This birth certificate thing was actually a little area of concern for me when getting my passport to begin this journey to Europe.  I was moving quickly, planning the trip and shifting my world with just a months time to prepare.  When I first went to get my passport… the birth certificate was not valid as it did not have the official state seal on it.  So with just weeks to go I had to order a new birth certificate.  After I ordered it, I thought… oh no!  it says my birthday is November 22… and my driver’s license says my birthday is November 21!  Is that okay? Now just weeks away, I could no longer get my passport through the expedited service… but luckily there was an express center in New Orleans where you could get passports in just a matter of days… immediately if needed.  The only hitch was that you could go there no sooner than 2 weeks before your travel.  So there I was, two weeks before my travel with my mismatched birth certificate and drivers license.  And alas… it all worked!  But, they did put the date that was on my birth certificate.  So according to my passport, my birthday is November 22!

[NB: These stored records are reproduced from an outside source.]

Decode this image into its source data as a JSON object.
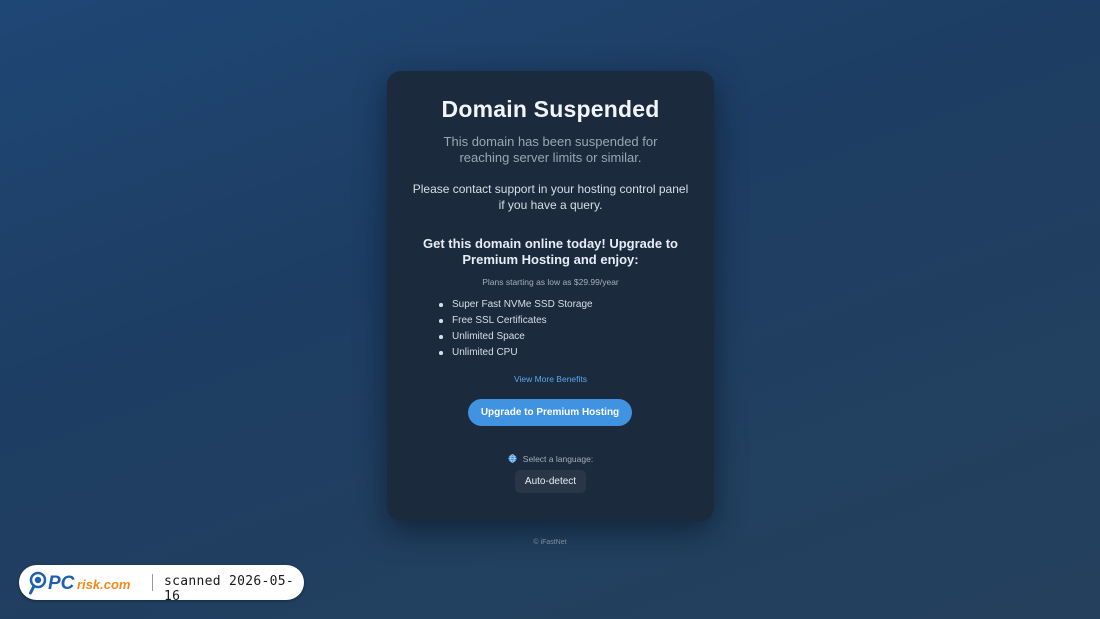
{
  "page": {
    "title": "Domain Suspended",
    "subtitle": "This domain has been suspended for reaching server limits or similar.",
    "contact_text": "Please contact support in your hosting control panel if you have a query.",
    "promo_heading": "Get this domain online today! Upgrade to Premium Hosting and enjoy:",
    "plans_note": "Plans starting as low as $29.99/year",
    "benefits": [
      "Super Fast NVMe SSD Storage",
      "Free SSL Certificates",
      "Unlimited Space",
      "Unlimited CPU"
    ],
    "more_link": "View More Benefits",
    "upgrade_button": "Upgrade to Premium Hosting",
    "language_label": "Select a language:",
    "language_selected": "Auto-detect",
    "copyright": "© iFastNet"
  },
  "watermark": {
    "logo_text": "PCrisk.com",
    "scan_text": "scanned 2026-05-16"
  },
  "icons": {
    "language": "globe-icon",
    "logo": "magnifier-logo"
  },
  "colors": {
    "background": "#1f4775",
    "card": "#1c2a3d",
    "accent": "#3f93e0",
    "link": "#5aa7ee",
    "brand_blue": "#1e5fb0",
    "brand_orange": "#f08a1c"
  }
}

The other day I was thinking about a situation in my life that has been a bit of a challenge for me.  And the image that popped into my mind’s eye was one that I saw on the desk where I was house sitting in Hamburg back in July.  It is a picture of a little kitty looking into a mirror… and the reflection in the mirror is a lion.  That image to me speaks to the idea of … courage.  Courage when I think or feel that I am just a little kitty to see the truth of myself… the strength of the lion that is really there…  And that being said, it also reminds me of the strength card in the Tarot.  It is a picture of a lion and a maiden… The meaning of strength in this card is a little different from how may typically think of it.  It is a strength that comes from a higher power… and strength that can come from softness and surrender… balanced with the power of the lion.

This weekend was experience and an experiment for me… in courage.  Working at the Seminar Haus this weekend… we hosted a group of 50 people in a space that is typically suited for about 20-25.  Much work was demanded… of everyone!  We all had to go all out and give everything that we had… and then a little more… to make this weekend work.  Our busy four-day weekend began for me with 6:30am wake up calls… me grabbing a little bit of chanting or Reiki before I went out into the world of the kitchen.  Set up for breakfast.  Sometimes fun… sometimes a little confusion… “where are the eggs… are we out of eggs?  no worries… we can just chop up some fruit instead…” and so it goes.  With so many guests the business of breakfast bled into lunch.  Our host and chef, cook and creative extraordinaire spun us around  chopping and stirring and mixing and serving.  Learning to pay attention to the little things of chopping and the larger things like… did you get that out of the oven?  We set up two dining rooms for serving instead of our typical one as there were more guests that usual.  After lunch, the endless dishes of clean up… and then… ah dinner and clean up again.  Plus a few other surprises along the way.  Somewhere in the spinning and mixing and serving and preparing at the Seminar Haus there is a creative energy that gets stirred up.  Bleeding from one experience to the next.

So wow!  We did it!  And I did it… beyond my comfort zone and typical experience.  And today, the morning after and birthday morn, I am soaking in the quiet and comfort of my bed and some tunes from New Orleans yoga teacher and musician, Sean Johnson.  My friend Jörn just stopped in offering birthday greetings and the good spirited intention of preparing for me a little birthday breakfast egg… but alas, the kitchen is stripped and we are out of eggs.  And my lovely hosts surprised me this morning knocking at my door with a lit candle and some wonderful gifts… constantly surprising me and touching me with their generosity!

So for now, enjoying a little relaxation and comfort and a luxurious long morning to enjoy all the little things I love.  And the beginning of a new year for me.  A time of change, new experiences… and… whew, courage!

Photograph of  tree blossoming in the frost in the gardens of Wettenbostel.

%d bloggers like this: